Output every record below exactly.

-- Opening Marker --

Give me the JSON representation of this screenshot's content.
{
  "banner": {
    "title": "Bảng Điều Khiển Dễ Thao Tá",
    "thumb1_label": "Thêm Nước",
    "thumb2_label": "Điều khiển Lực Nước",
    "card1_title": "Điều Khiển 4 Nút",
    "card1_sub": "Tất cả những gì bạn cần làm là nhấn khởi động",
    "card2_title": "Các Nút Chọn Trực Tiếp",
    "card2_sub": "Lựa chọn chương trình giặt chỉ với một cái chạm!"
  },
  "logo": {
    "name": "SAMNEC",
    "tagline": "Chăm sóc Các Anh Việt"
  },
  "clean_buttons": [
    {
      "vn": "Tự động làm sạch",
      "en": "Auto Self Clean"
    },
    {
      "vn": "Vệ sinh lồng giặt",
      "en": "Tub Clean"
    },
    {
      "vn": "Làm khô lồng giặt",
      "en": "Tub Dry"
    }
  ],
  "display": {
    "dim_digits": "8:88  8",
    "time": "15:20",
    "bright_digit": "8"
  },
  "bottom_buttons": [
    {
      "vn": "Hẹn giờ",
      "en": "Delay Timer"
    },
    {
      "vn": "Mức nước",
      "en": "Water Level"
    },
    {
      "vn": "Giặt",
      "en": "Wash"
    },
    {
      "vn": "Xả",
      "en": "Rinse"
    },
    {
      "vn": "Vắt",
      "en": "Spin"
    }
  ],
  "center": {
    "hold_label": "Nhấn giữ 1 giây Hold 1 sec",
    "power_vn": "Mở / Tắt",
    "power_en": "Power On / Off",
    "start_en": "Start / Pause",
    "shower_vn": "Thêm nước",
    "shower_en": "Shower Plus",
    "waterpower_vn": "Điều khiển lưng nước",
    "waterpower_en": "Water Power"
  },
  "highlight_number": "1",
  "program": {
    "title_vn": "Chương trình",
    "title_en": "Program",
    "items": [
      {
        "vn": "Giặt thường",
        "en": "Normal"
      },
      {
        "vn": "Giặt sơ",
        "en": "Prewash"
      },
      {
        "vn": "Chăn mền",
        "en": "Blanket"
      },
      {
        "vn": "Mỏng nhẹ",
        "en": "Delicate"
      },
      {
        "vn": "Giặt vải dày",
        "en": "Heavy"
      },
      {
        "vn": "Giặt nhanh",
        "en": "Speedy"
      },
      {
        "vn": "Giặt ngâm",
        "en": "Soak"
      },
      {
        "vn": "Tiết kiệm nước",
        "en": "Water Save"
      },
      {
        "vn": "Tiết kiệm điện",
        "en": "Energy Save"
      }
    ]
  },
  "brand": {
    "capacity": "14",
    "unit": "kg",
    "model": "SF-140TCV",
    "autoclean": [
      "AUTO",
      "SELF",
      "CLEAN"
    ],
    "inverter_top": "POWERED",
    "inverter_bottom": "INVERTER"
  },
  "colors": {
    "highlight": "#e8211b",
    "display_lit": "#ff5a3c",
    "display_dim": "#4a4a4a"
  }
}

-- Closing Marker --

*WRITTEN ANSWER*:
Give me the JSON representation of this screenshot's content.
{
  "banner": {
    "title": "Bảng Điều Khiển Dễ Thao Tá",
    "thumb1_label": "Thêm Nước",
    "thumb2_label": "Điều khiển Lực Nước",
    "card1_title": "Điều Khiển 4 Nút",
    "card1_sub": "Tất cả những gì bạn cần làm là nhấn khởi động",
    "card2_title": "Các Nút Chọn Trực Tiếp",
    "card2_sub": "Lựa chọn chương trình giặt chỉ với một cái chạm!"
  },
  "logo": {
    "name": "SAMNEC",
    "tagline": "Chăm sóc Các Anh Việt"
  },
  "clean_buttons": [
    {
      "vn": "Tự động làm sạch",
      "en": "Auto Self Clean"
    },
    {
      "vn": "Vệ sinh lồng giặt",
      "en": "Tub Clean"
    },
    {
      "vn": "Làm khô lồng giặt",
      "en": "Tub Dry"
    }
  ],
  "display": {
    "dim_digits": "8:88  8",
    "time": "15:20",
    "bright_digit": "8"
  },
  "bottom_buttons": [
    {
      "vn": "Hẹn giờ",
      "en": "Delay Timer"
    },
    {
      "vn": "Mức nước",
      "en": "Water Level"
    },
    {
      "vn": "Giặt",
      "en": "Wash"
    },
    {
      "vn": "Xả",
      "en": "Rinse"
    },
    {
      "vn": "Vắt",
      "en": "Spin"
    }
  ],
  "center": {
    "hold_label": "Nhấn giữ 1 giây Hold 1 sec",
    "power_vn": "Mở / Tắt",
    "power_en": "Power On / Off",
    "start_en": "Start / Pause",
    "shower_vn": "Thêm nước",
    "shower_en": "Shower Plus",
    "waterpower_vn": "Điều khiển lưng nước",
    "waterpower_en": "Water Power"
  },
  "highlight_number": "1",
  "program": {
    "title_vn": "Chương trình",
    "title_en": "Program",
    "items": [
      {
        "vn": "Giặt thường",
        "en": "Normal"
      },
      {
        "vn": "Giặt sơ",
        "en": "Prewash"
      },
      {
        "vn": "Chăn mền",
        "en": "Blanket"
      },
      {
        "vn": "Mỏng nhẹ",
        "en": "Delicate"
      },
      {
        "vn": "Giặt vải dày",
        "en": "Heavy"
      },
      {
        "vn": "Giặt nhanh",
        "en": "Speedy"
      },
      {
        "vn": "Giặt ngâm",
        "en": "Soak"
      },
      {
        "vn": "Tiết kiệm nước",
        "en": "Water Save"
      },
      {
        "vn": "Tiết kiệm điện",
        "en": "Energy Save"
      }
    ]
  },
  "brand": {
    "capacity": "14",
    "unit": "kg",
    "model": "SF-140TCV",
    "autoclean": [
      "AUTO",
      "SELF",
      "CLEAN"
    ],
    "inverter_top": "POWERED",
    "inverter_bottom": "INVERTER"
  },
  "colors": {
    "highlight": "#e8211b",
    "display_lit": "#ff5a3c",
    "display_dim": "#4a4a4a"
  }
}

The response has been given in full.